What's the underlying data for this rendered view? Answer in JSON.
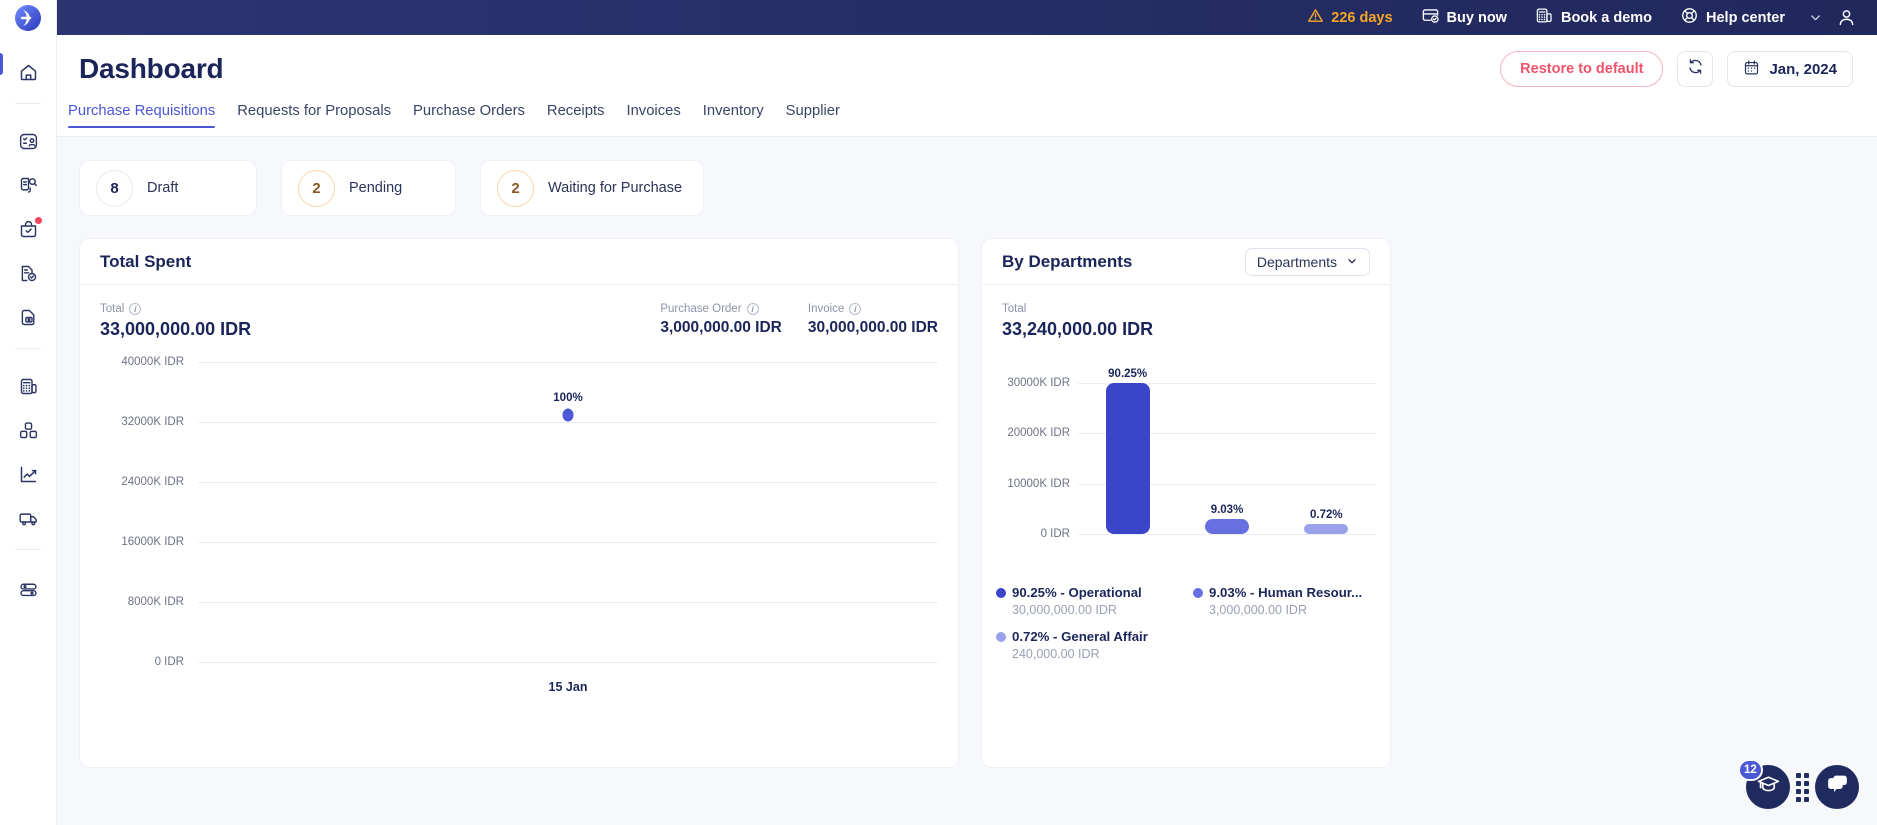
{
  "topbar": {
    "trial": {
      "label": "226 days",
      "icon": "warning-triangle-icon",
      "color": "#f5a623"
    },
    "buy_now": "Buy now",
    "book_demo": "Book a demo",
    "help_center": "Help center"
  },
  "header": {
    "title": "Dashboard",
    "restore_label": "Restore to default",
    "refresh_icon": "refresh-icon",
    "date_label": "Jan, 2024"
  },
  "tabs": [
    {
      "label": "Purchase Requisitions",
      "active": true
    },
    {
      "label": "Requests for Proposals",
      "active": false
    },
    {
      "label": "Purchase Orders",
      "active": false
    },
    {
      "label": "Receipts",
      "active": false
    },
    {
      "label": "Invoices",
      "active": false
    },
    {
      "label": "Inventory",
      "active": false
    },
    {
      "label": "Supplier",
      "active": false
    }
  ],
  "status_cards": [
    {
      "count": "8",
      "label": "Draft",
      "tone": "grey"
    },
    {
      "count": "2",
      "label": "Pending",
      "tone": "amber"
    },
    {
      "count": "2",
      "label": "Waiting for Purchase",
      "tone": "amber"
    }
  ],
  "total_spent": {
    "title": "Total Spent",
    "metrics": [
      {
        "label": "Total",
        "value": "33,000,000.00 IDR"
      },
      {
        "label": "Purchase Order",
        "value": "3,000,000.00 IDR"
      },
      {
        "label": "Invoice",
        "value": "30,000,000.00 IDR"
      }
    ]
  },
  "by_departments": {
    "title": "By Departments",
    "dropdown": "Departments",
    "total_label": "Total",
    "total_value": "33,240,000.00 IDR",
    "legend": [
      {
        "percent": "90.25%",
        "name": "Operational",
        "text": "90.25% - Operational",
        "amount": "30,000,000.00 IDR",
        "color": "#3b45c9"
      },
      {
        "percent": "9.03%",
        "name": "Human Resour...",
        "text": "9.03% - Human Resour...",
        "amount": "3,000,000.00 IDR",
        "color": "#6670e0"
      },
      {
        "percent": "0.72%",
        "name": "General Affair",
        "text": "0.72% - General Affair",
        "amount": "240,000.00 IDR",
        "color": "#9aa2ec"
      }
    ]
  },
  "chart_data": [
    {
      "type": "line",
      "title": "Total Spent",
      "x": [
        "15 Jan"
      ],
      "xlabel": "",
      "ylabel": "",
      "ytick_labels": [
        "40000K IDR",
        "32000K IDR",
        "24000K IDR",
        "16000K IDR",
        "8000K IDR",
        "0 IDR"
      ],
      "ytick_values": [
        40000,
        32000,
        24000,
        16000,
        8000,
        0
      ],
      "ylim": [
        0,
        40000
      ],
      "unit": "K IDR",
      "grid": true,
      "legend": "none",
      "series": [
        {
          "name": "Total Spent",
          "values": [
            33000
          ],
          "point_labels": [
            "100%"
          ],
          "color": "#4a58d6"
        }
      ]
    },
    {
      "type": "bar",
      "title": "By Departments",
      "categories": [
        "Operational",
        "Human Resource",
        "General Affair"
      ],
      "values": [
        30000,
        3000,
        240
      ],
      "data_labels": [
        "90.25%",
        "9.03%",
        "0.72%"
      ],
      "amounts": [
        "30,000,000.00 IDR",
        "3,000,000.00 IDR",
        "240,000.00 IDR"
      ],
      "colors": [
        "#3b45c9",
        "#6670e0",
        "#9aa2ec"
      ],
      "ytick_labels": [
        "30000K IDR",
        "20000K IDR",
        "10000K IDR",
        "0 IDR"
      ],
      "ytick_values": [
        30000,
        20000,
        10000,
        0
      ],
      "ylim": [
        0,
        33000
      ],
      "unit": "K IDR",
      "grid": true,
      "legend": "bottom",
      "xlabel": "",
      "ylabel": ""
    }
  ],
  "sidebar": {
    "items": [
      {
        "icon": "home-icon",
        "name": "home"
      },
      {
        "icon": "requisition-icon",
        "name": "requisitions"
      },
      {
        "icon": "proposal-search-icon",
        "name": "requests-for-proposals"
      },
      {
        "icon": "purchase-order-icon",
        "name": "purchase-orders",
        "badge": true
      },
      {
        "icon": "receipt-check-icon",
        "name": "receipts"
      },
      {
        "icon": "invoice-icon",
        "name": "invoices"
      },
      {
        "icon": "calculator-icon",
        "name": "accounting"
      },
      {
        "icon": "inventory-boxes-icon",
        "name": "inventory"
      },
      {
        "icon": "analytics-chart-icon",
        "name": "analytics"
      },
      {
        "icon": "delivery-truck-icon",
        "name": "delivery"
      },
      {
        "icon": "toggles-icon",
        "name": "settings"
      }
    ]
  },
  "fabs": {
    "learning_badge": "12",
    "learning_icon": "graduation-cap-icon",
    "apps_icon": "apps-grid-icon",
    "chat_icon": "chat-bubbles-icon"
  }
}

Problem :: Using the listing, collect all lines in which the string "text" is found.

Task response ::
        "text": "90.25% - Operational",
        "text": "9.03% - Human Resour...",
        "text": "0.72% - General Affair",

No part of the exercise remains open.